Smoking 40 cigarettes a day was normal for one North Carolina woman who suffered from a severe mental illness. She had taken up smoking at age 20 – as an inpatient in a psychiatric setting.
Her experience wasn’t unusual, said Dr. Anne Stephenson, the medical director of Central Regional Hospital, the state psychiatric hospital in Butner.
“We see that our patients learned to smoke in the hospital in the past,” Stephenson said. “That won’t happen anymore at our state facilities.”
On July 1, smoking will no longer be allowed at state mental health and substance abuse clinics across North Carolina. Staff and patients who smoke will be encouraged to do it off-campus. The Rules Review Commission approved a rule change last month that removes the requirement that state facilities provide smoking areas.
The smoking ban is a big change for psychiatric hospitals and clinics, Stephenson said, which historically encouraged smoking because it seemed to calm the patients. Hospitals fostered a culture of staff smoking with patients.
“We don’t have that anymore,” she said. “That sort of cultural change is slow and has taken some time.”
The federal Substance Abuse and Mental Health Services Administration selected North Carolina as one of eight states – and the only tobacco-growing state – to participate in the agency’s State Leadership Academies for Wellness and Smoking Cessation. Their goal is to reduce smoking and to “promote smoke-free living and reduce smoking rates among behavioral health consumers and staff,” according to the campaign website.
State health costs
Smoking is the No. 1 preventable cause of death, according to the 2014 Surgeon General’s Report. North Carolina spends $3.8 billion per year in smoking-related health costs, which include heart disease, cancer, diabetes and lung disease, among others, according to the Centers for Disease Control and Prevention.
The Health and Human Services Department has focused across divisions to try to prevent smoking among the mentally ill and substance abusers.
This target group is especially important because in North Carolina about 41 percent of adults with mental illness smoke cigarettes, almost double the rate among tobacco-consuming adults without mental illness, according to the 2009-2011 National Survey on Drug Use and Health cited by the CDC.

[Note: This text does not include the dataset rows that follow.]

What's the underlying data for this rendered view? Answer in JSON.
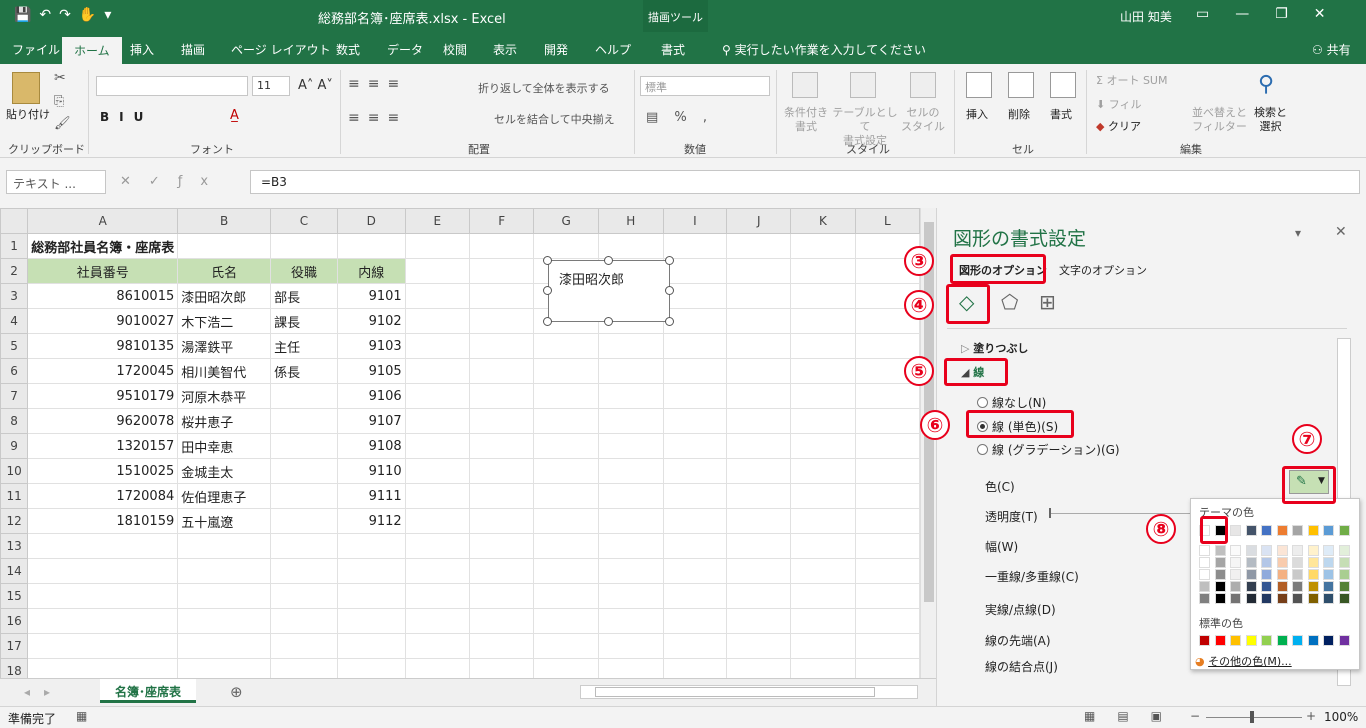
{
  "titlebar": {
    "filename": "総務部名簿･座席表.xlsx  -  Excel",
    "context_tool": "描画ツール",
    "user": "山田 知美"
  },
  "tabs": [
    "ファイル",
    "ホーム",
    "挿入",
    "描画",
    "ページ レイアウト",
    "数式",
    "データ",
    "校閲",
    "表示",
    "開発",
    "ヘルプ",
    "書式"
  ],
  "tellme": "実行したい作業を入力してください",
  "share": "共有",
  "ribbon": {
    "paste": "貼り付け",
    "groups": [
      "クリップボード",
      "フォント",
      "配置",
      "数値",
      "スタイル",
      "セル",
      "編集"
    ],
    "font_size": "11",
    "wrap_text": "折り返して全体を表示する",
    "merge_center": "セルを結合して中央揃え",
    "number_format": "標準",
    "cond_format": [
      "条件付き",
      "書式"
    ],
    "table_format": [
      "テーブルとして",
      "書式設定"
    ],
    "cell_style": [
      "セルの",
      "スタイル"
    ],
    "insert": "挿入",
    "delete": "削除",
    "format": "書式",
    "autosum": "オート SUM",
    "fill": "フィル",
    "clear": "クリア",
    "sort": [
      "並べ替えと",
      "フィルター"
    ],
    "find": [
      "検索と",
      "選択"
    ]
  },
  "formula_bar": {
    "name_box": "テキスト ...",
    "formula": "=B3"
  },
  "columns": [
    "A",
    "B",
    "C",
    "D",
    "E",
    "F",
    "G",
    "H",
    "I",
    "J",
    "K",
    "L"
  ],
  "rows": [
    {
      "n": "1",
      "a": "総務部社員名簿・座席表",
      "b": "",
      "c": "",
      "d": ""
    },
    {
      "n": "2",
      "a": "社員番号",
      "b": "氏名",
      "c": "役職",
      "d": "内線"
    },
    {
      "n": "3",
      "a": "8610015",
      "b": "漆田昭次郎",
      "c": "部長",
      "d": "9101"
    },
    {
      "n": "4",
      "a": "9010027",
      "b": "木下浩二",
      "c": "課長",
      "d": "9102"
    },
    {
      "n": "5",
      "a": "9810135",
      "b": "湯澤鉄平",
      "c": "主任",
      "d": "9103"
    },
    {
      "n": "6",
      "a": "1720045",
      "b": "相川美智代",
      "c": "係長",
      "d": "9105"
    },
    {
      "n": "7",
      "a": "9510179",
      "b": "河原木恭平",
      "c": "",
      "d": "9106"
    },
    {
      "n": "8",
      "a": "9620078",
      "b": "桜井恵子",
      "c": "",
      "d": "9107"
    },
    {
      "n": "9",
      "a": "1320157",
      "b": "田中幸恵",
      "c": "",
      "d": "9108"
    },
    {
      "n": "10",
      "a": "1510025",
      "b": "金城圭太",
      "c": "",
      "d": "9110"
    },
    {
      "n": "11",
      "a": "1720084",
      "b": "佐伯理恵子",
      "c": "",
      "d": "9111"
    },
    {
      "n": "12",
      "a": "1810159",
      "b": "五十嵐遼",
      "c": "",
      "d": "9112"
    },
    {
      "n": "13",
      "a": "",
      "b": "",
      "c": "",
      "d": ""
    },
    {
      "n": "14",
      "a": "",
      "b": "",
      "c": "",
      "d": ""
    },
    {
      "n": "15",
      "a": "",
      "b": "",
      "c": "",
      "d": ""
    },
    {
      "n": "16",
      "a": "",
      "b": "",
      "c": "",
      "d": ""
    },
    {
      "n": "17",
      "a": "",
      "b": "",
      "c": "",
      "d": ""
    },
    {
      "n": "18",
      "a": "",
      "b": "",
      "c": "",
      "d": ""
    }
  ],
  "shape_text": "漆田昭次郎",
  "sheet_tab": "名簿･座席表",
  "status": {
    "ready": "準備完了",
    "zoom": "100%"
  },
  "pane": {
    "title": "図形の書式設定",
    "tab_shape": "図形のオプション",
    "tab_text": "文字のオプション",
    "fill": "塗りつぶし",
    "line": "線",
    "no_line": "線なし(N)",
    "solid_line": "線 (単色)(S)",
    "gradient_line": "線 (グラデーション)(G)",
    "color": "色(C)",
    "transparency": "透明度(T)",
    "width": "幅(W)",
    "compound": "一重線/多重線(C)",
    "dash": "実線/点線(D)",
    "cap": "線の先端(A)",
    "join": "線の結合点(J)"
  },
  "palette": {
    "theme_label": "テーマの色",
    "standard_label": "標準の色",
    "more_colors": "その他の色(M)...",
    "theme_colors": [
      "#ffffff",
      "#000000",
      "#e7e6e6",
      "#44546a",
      "#4472c4",
      "#ed7d31",
      "#a5a5a5",
      "#ffc000",
      "#5b9bd5",
      "#70ad47"
    ],
    "standard_colors": [
      "#c00000",
      "#ff0000",
      "#ffc000",
      "#ffff00",
      "#92d050",
      "#00b050",
      "#00b0f0",
      "#0070c0",
      "#002060",
      "#7030a0"
    ]
  },
  "markers": [
    "③",
    "④",
    "⑤",
    "⑥",
    "⑦",
    "⑧"
  ]
}
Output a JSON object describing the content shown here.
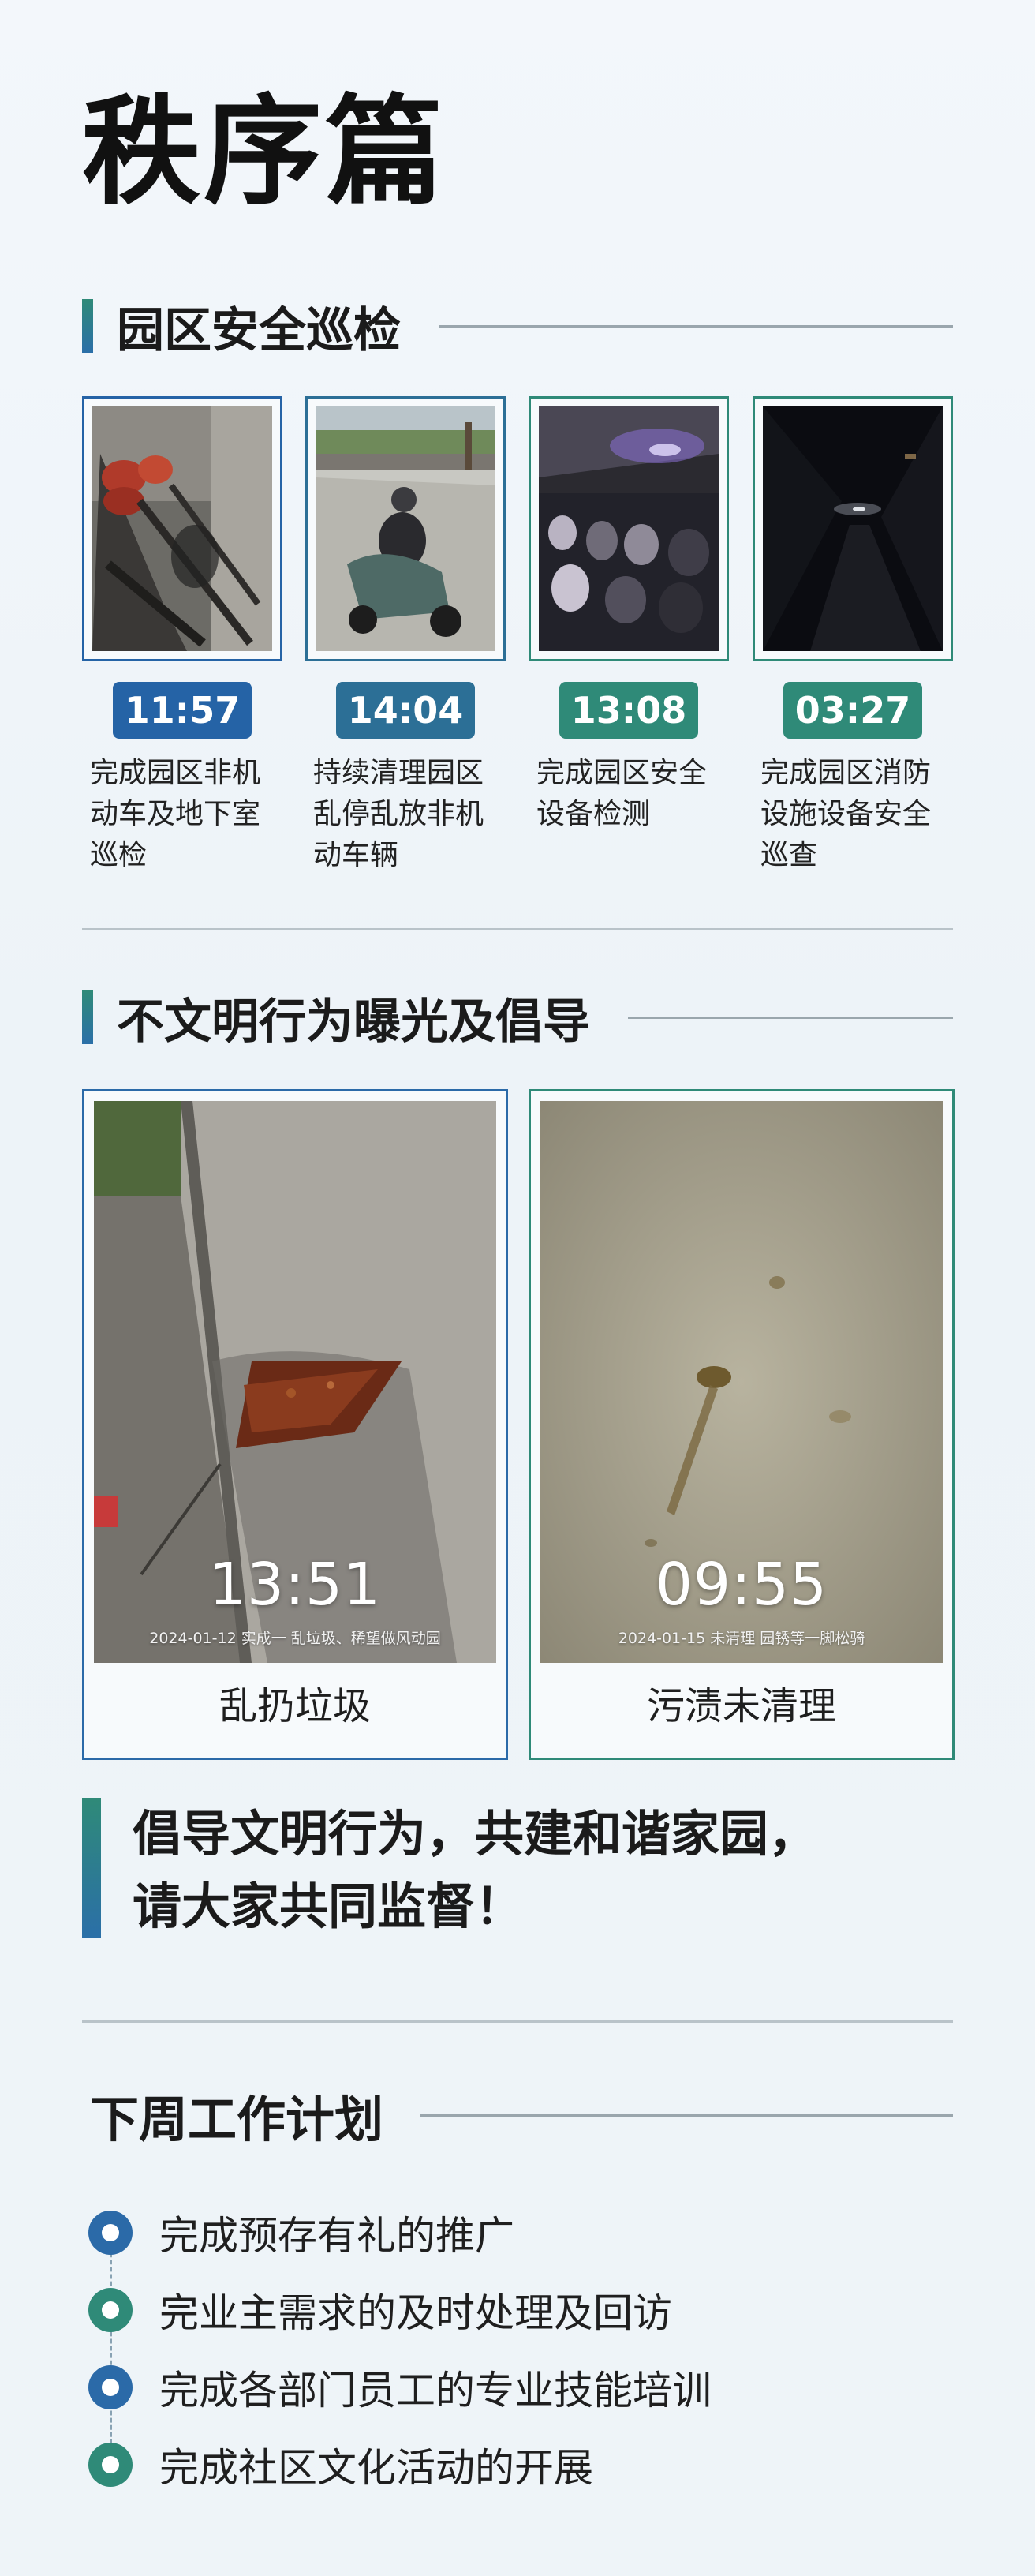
{
  "page_title": "秩序篇",
  "colors": {
    "blue": "#2b6aa8",
    "teal": "#2f8a78",
    "rule": "#9aa6ad"
  },
  "section_patrol": {
    "title": "园区安全巡检",
    "cards": [
      {
        "time": "11:57",
        "desc": "完成园区非机动车及地下室巡检",
        "accent": "#2563a6",
        "image": "bike-parking-photo"
      },
      {
        "time": "14:04",
        "desc": "持续清理园区乱停乱放非机动车辆",
        "accent": "#2c6f96",
        "image": "scooter-rider-photo"
      },
      {
        "time": "13:08",
        "desc": "完成园区安全设备检测",
        "accent": "#2f8a78",
        "image": "parking-garage-photo"
      },
      {
        "time": "03:27",
        "desc": "完成园区消防设施设备安全巡查",
        "accent": "#2f8a78",
        "image": "night-corridor-photo"
      }
    ]
  },
  "section_incivility": {
    "title": "不文明行为曝光及倡导",
    "cards": [
      {
        "label": "乱扔垃圾",
        "stamp_time": "13:51",
        "stamp_sub": "2024-01-12 实成一  乱垃圾、稀望做风动园",
        "accent": "#2b6aa8"
      },
      {
        "label": "污渍未清理",
        "stamp_time": "09:55",
        "stamp_sub": "2024-01-15 未清理  园锈等一脚松骑",
        "accent": "#2f8a78"
      }
    ]
  },
  "slogan": {
    "line1": "倡导文明行为，共建和谐家园，",
    "line2": "请大家共同监督！"
  },
  "plan": {
    "title": "下周工作计划",
    "items": [
      {
        "text": "完成预存有礼的推广",
        "color": "#2b6aa8"
      },
      {
        "text": "完业主需求的及时处理及回访",
        "color": "#2f8a78"
      },
      {
        "text": "完成各部门员工的专业技能培训",
        "color": "#2b6aa8"
      },
      {
        "text": "完成社区文化活动的开展",
        "color": "#2f8a78"
      }
    ]
  }
}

Those who struggle with mental disease are at higher risk from tobacco; they die between 13 and 30 years earlier than those without mental illness from the same causes, Stephenson said. And smoking is the leading preventable cause.
Yet many myths have prevented anti-smoking initiatives in the past. They include that the mentally ill and substance abusers don’t want to quit; that quitting would worsen their disease; or simply that their other addictions make quitting impossible.
“It’s a cultural change – everything is going to have to change together. It’s not going to happen overnight,” said Anna Stein, legal specialist for the Community Transformation Grant Project of the N.C. Division of Public Health. “Your life matters. We don’t accept that ‘You’re a drug addict, so you can’t quit.’ ”
The North Carolina woman who took up smoking as a 20-year-old psychiatric patient is now an outpatient. She has also been smoke-free for five years.
Dave Richard, deputy secretary of Behavioral Health and Developmental Disabilities Services for the DHHS, is excited that state psychiatric facilities are going smoke-free and hopes to encourage private facilities to make similar changes.
“Not only do we want people to recover from mental illness – we have great evidence that they can – we want them to live long, healthy lives,” Richard said. “We’re very proud of our facilities for taking that smoke-free approach, and we are looking forward to working with our communities.”